→ Problem description
Copy out each line of the data that holds the string "george".

(Records from a dataset)
▼
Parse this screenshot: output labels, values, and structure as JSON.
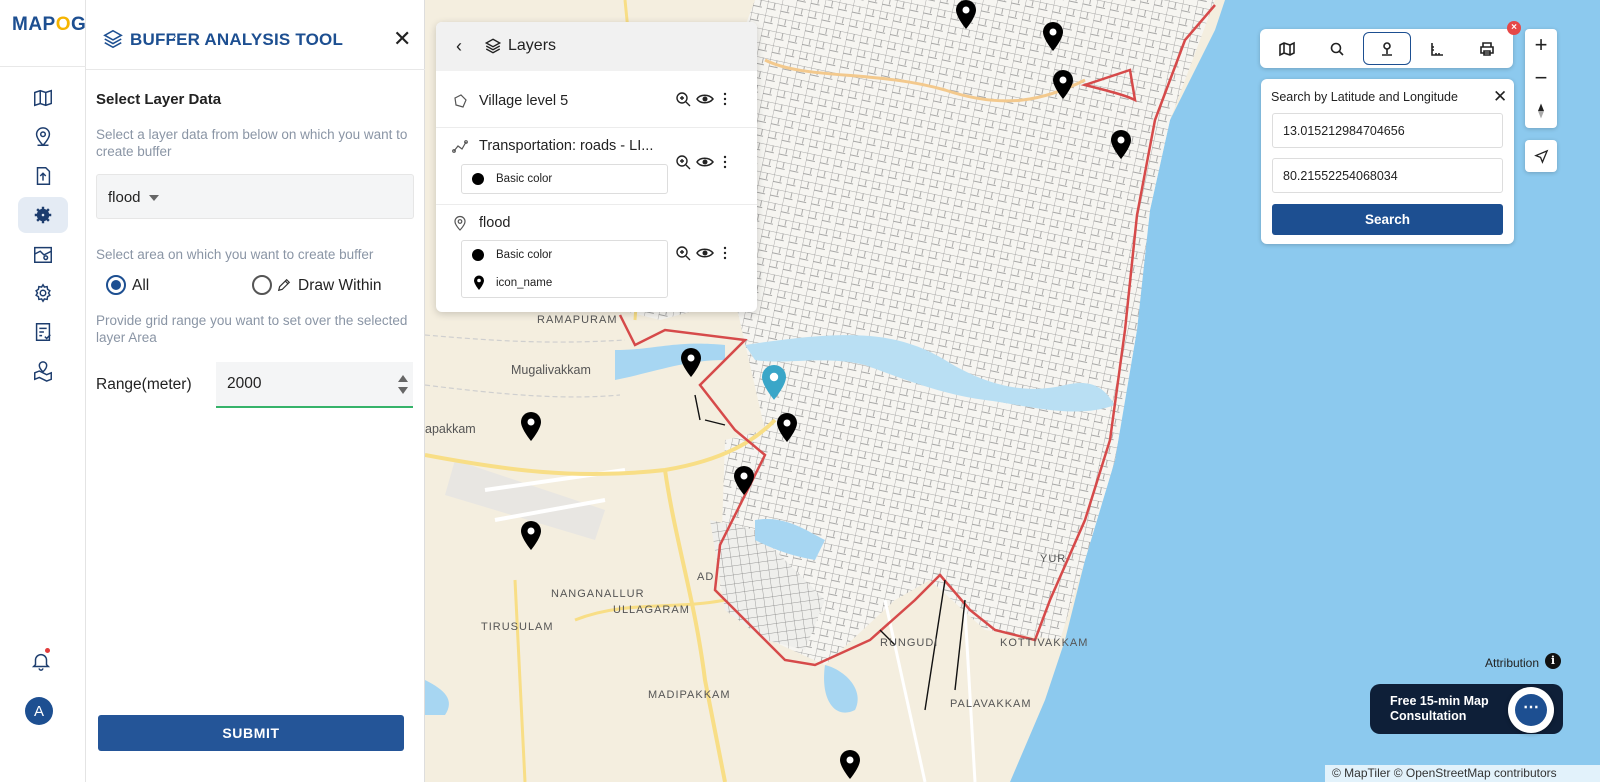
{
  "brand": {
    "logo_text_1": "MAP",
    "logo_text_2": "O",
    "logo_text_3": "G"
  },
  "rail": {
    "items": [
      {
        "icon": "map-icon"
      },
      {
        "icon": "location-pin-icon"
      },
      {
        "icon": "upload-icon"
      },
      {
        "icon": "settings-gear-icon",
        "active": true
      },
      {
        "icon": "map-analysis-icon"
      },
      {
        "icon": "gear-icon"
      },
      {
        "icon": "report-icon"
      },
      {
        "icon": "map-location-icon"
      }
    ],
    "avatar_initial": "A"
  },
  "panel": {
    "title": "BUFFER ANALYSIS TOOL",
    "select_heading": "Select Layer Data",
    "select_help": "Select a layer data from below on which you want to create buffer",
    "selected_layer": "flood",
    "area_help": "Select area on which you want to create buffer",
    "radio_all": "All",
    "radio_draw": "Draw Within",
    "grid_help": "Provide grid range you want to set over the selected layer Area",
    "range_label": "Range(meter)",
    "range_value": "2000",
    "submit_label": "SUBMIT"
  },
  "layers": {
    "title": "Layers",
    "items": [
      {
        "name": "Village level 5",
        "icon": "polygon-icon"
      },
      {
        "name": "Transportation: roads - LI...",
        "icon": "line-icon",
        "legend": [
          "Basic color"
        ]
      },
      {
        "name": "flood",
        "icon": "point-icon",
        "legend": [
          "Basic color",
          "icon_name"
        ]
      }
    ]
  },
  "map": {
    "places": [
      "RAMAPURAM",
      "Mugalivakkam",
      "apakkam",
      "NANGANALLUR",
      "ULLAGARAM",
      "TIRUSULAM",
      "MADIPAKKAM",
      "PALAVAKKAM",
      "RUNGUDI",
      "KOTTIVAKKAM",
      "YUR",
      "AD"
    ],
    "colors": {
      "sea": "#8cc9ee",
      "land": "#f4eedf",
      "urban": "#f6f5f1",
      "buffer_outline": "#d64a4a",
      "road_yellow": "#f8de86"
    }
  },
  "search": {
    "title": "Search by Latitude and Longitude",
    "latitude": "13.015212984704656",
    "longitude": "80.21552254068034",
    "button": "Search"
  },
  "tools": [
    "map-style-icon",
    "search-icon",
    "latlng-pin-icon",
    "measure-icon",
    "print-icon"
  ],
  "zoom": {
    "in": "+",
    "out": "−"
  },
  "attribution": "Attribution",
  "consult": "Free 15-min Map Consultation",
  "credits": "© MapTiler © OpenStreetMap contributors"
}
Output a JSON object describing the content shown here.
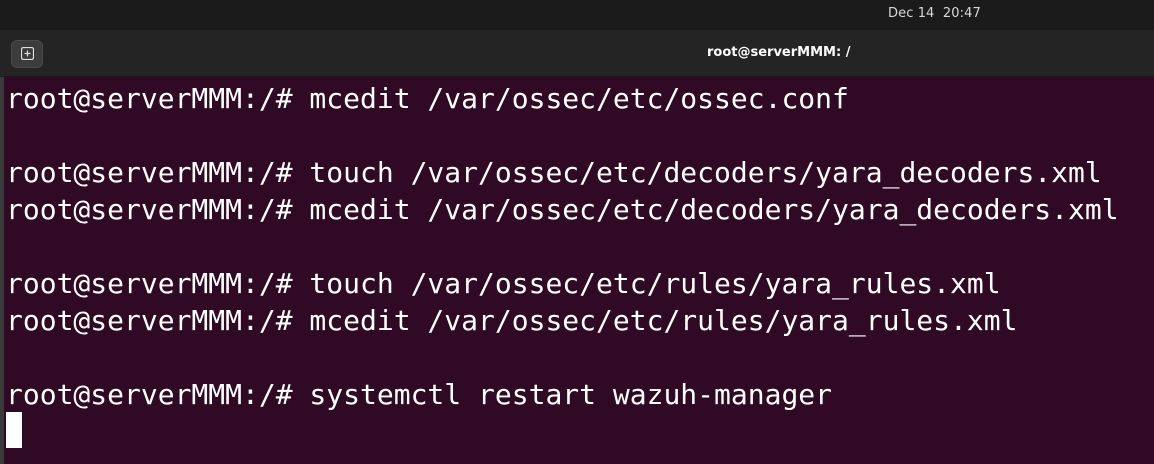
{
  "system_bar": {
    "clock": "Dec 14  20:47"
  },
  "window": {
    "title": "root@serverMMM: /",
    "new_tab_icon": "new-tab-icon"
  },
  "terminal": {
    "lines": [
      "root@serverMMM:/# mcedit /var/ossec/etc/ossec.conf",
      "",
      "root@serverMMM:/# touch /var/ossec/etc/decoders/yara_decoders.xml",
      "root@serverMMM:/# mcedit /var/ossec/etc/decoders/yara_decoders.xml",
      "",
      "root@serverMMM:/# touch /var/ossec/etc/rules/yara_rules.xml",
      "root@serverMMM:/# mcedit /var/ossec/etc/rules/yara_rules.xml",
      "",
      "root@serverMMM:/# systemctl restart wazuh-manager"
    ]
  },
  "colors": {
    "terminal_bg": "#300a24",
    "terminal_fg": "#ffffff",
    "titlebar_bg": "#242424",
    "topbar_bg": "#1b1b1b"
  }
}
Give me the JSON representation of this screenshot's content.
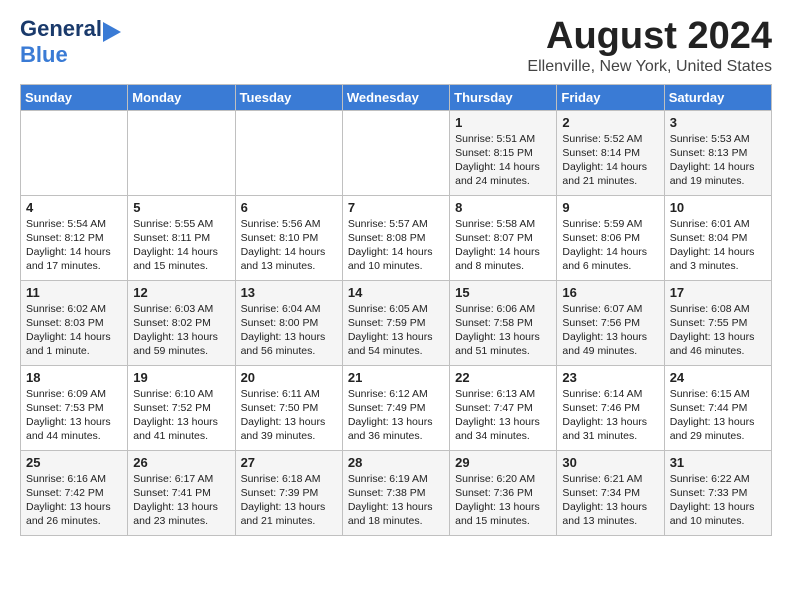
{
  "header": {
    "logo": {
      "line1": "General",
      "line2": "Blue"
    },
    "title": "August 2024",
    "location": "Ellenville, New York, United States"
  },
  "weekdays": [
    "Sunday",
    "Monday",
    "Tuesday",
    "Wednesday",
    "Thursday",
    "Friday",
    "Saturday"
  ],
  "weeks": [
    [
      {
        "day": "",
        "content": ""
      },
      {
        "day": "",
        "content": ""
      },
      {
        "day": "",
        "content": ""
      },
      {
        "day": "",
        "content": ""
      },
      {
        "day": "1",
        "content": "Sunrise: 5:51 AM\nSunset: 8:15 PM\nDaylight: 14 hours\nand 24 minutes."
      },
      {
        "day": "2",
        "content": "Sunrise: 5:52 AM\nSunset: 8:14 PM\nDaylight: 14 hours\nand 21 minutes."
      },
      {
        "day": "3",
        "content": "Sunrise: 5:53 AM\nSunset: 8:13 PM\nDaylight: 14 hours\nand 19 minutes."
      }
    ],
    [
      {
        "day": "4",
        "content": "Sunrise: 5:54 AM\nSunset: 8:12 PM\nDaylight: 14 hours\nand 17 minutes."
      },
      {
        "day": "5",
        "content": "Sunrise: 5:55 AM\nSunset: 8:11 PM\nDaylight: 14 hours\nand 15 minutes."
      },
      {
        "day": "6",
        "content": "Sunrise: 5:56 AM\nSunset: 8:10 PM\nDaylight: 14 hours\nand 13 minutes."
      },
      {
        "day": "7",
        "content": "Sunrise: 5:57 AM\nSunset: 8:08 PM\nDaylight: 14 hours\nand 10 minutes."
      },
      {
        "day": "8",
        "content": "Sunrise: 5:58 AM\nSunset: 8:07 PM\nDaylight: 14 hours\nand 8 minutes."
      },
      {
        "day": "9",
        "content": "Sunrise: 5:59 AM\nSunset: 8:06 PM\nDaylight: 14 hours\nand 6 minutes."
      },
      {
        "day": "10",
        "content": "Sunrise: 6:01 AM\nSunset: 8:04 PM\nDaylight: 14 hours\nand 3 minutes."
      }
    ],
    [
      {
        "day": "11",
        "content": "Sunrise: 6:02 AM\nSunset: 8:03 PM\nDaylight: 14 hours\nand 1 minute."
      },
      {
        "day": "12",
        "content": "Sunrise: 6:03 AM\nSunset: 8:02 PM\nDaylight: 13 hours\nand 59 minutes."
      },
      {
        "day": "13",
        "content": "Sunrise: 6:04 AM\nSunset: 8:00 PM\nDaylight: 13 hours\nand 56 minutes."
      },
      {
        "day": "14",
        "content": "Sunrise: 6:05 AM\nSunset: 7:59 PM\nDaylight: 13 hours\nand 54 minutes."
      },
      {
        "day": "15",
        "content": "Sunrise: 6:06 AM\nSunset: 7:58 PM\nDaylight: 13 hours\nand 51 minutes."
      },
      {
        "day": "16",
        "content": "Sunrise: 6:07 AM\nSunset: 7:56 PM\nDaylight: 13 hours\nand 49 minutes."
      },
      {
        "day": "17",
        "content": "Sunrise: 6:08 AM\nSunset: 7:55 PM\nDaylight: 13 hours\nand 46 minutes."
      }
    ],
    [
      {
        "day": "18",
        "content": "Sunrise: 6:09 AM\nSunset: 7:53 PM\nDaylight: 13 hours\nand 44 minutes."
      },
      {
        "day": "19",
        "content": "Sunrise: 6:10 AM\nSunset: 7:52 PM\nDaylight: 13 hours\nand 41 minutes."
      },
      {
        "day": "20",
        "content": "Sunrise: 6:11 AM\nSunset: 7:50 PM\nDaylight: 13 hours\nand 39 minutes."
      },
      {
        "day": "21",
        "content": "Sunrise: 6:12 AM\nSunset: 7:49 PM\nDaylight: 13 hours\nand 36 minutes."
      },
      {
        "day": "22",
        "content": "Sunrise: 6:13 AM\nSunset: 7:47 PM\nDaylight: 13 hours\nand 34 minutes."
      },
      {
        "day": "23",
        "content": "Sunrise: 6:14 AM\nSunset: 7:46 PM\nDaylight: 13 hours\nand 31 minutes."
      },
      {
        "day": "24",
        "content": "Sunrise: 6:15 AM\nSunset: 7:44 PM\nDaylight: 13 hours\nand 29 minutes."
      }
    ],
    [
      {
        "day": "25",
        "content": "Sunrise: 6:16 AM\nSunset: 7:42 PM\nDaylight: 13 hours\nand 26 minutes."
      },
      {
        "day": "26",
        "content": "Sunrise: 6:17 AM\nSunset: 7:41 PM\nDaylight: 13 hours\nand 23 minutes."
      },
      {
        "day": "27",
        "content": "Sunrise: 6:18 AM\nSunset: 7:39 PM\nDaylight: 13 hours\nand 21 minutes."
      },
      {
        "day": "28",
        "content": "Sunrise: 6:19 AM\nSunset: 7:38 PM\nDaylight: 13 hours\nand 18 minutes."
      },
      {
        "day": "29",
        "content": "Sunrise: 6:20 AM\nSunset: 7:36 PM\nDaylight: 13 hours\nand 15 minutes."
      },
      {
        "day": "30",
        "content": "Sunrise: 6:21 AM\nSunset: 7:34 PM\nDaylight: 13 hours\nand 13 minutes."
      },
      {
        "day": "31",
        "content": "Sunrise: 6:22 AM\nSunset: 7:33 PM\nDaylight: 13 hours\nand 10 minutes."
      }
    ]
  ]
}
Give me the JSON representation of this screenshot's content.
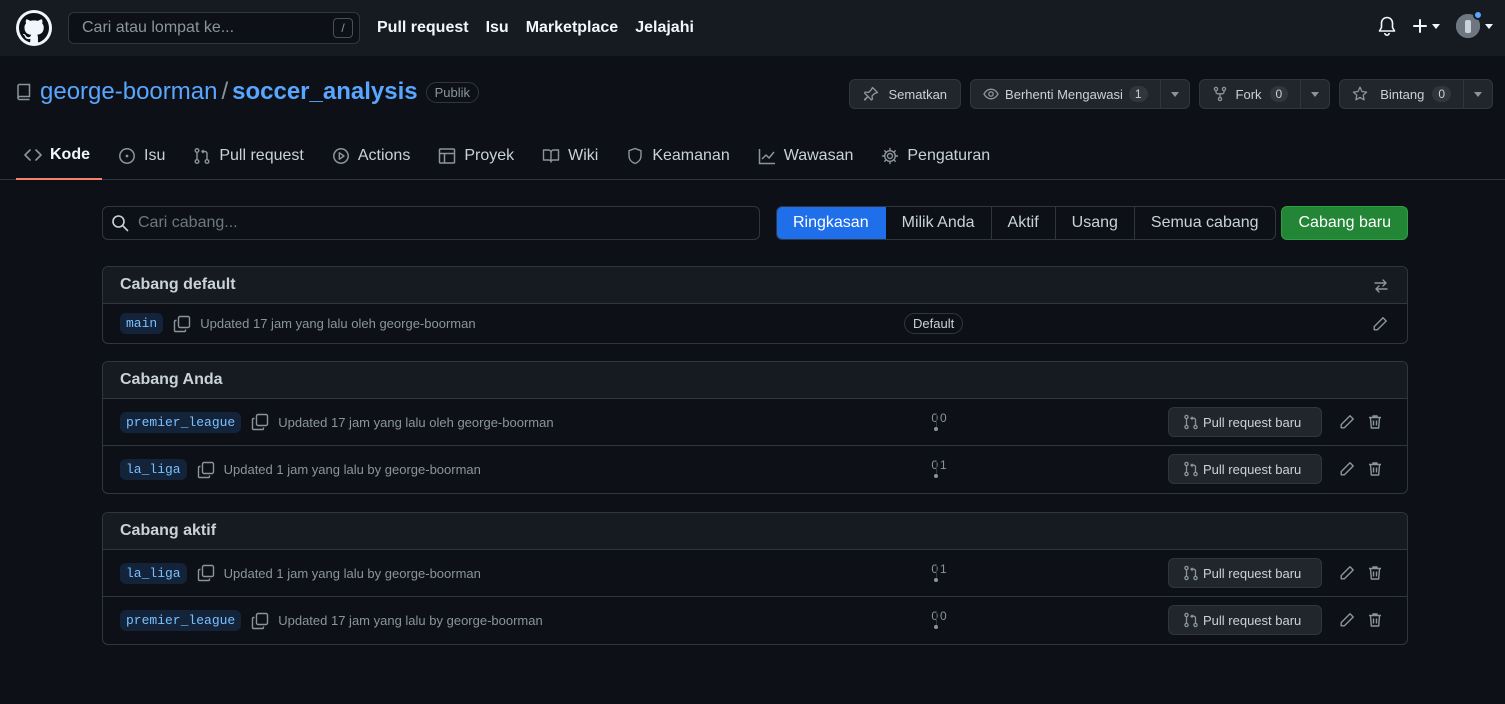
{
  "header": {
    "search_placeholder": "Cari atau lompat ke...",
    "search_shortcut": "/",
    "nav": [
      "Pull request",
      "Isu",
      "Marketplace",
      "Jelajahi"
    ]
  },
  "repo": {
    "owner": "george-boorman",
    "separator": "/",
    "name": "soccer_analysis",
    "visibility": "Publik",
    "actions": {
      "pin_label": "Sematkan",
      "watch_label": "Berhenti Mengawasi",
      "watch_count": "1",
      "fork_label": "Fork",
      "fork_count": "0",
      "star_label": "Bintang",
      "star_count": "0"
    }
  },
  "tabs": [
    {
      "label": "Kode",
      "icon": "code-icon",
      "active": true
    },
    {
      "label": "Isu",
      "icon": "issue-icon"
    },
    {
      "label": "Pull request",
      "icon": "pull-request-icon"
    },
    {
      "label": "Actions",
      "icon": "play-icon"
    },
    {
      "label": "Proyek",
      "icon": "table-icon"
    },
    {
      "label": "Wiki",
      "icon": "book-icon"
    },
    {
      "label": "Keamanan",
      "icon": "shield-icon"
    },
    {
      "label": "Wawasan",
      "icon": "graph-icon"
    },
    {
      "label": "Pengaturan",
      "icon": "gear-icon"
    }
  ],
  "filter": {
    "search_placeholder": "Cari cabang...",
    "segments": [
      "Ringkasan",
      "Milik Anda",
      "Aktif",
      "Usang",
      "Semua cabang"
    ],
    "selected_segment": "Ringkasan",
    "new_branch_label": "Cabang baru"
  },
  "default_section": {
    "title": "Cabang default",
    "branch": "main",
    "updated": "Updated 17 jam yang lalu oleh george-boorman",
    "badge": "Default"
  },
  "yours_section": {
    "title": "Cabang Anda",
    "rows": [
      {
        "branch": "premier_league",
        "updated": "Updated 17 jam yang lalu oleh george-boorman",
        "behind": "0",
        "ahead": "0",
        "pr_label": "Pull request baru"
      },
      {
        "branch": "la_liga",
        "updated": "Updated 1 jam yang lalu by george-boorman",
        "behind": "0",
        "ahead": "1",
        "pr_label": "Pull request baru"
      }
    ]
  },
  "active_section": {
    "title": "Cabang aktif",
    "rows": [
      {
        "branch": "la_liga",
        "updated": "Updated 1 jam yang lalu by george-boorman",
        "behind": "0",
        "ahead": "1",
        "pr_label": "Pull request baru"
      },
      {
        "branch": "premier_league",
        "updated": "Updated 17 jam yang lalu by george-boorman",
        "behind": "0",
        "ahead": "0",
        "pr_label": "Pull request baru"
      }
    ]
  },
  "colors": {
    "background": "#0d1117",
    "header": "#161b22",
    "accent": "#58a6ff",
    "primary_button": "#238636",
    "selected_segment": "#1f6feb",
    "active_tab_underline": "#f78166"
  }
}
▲
→ Problem solution
    "owner": "george-boorman",
    "updated": "Updated 17 jam yang lalu oleh george-boorman",
        "updated": "Updated 17 jam yang lalu oleh george-boorman",
        "updated": "Updated 1 jam yang lalu by george-boorman",
        "updated": "Updated 1 jam yang lalu by george-boorman",
        "updated": "Updated 17 jam yang lalu by george-boorman",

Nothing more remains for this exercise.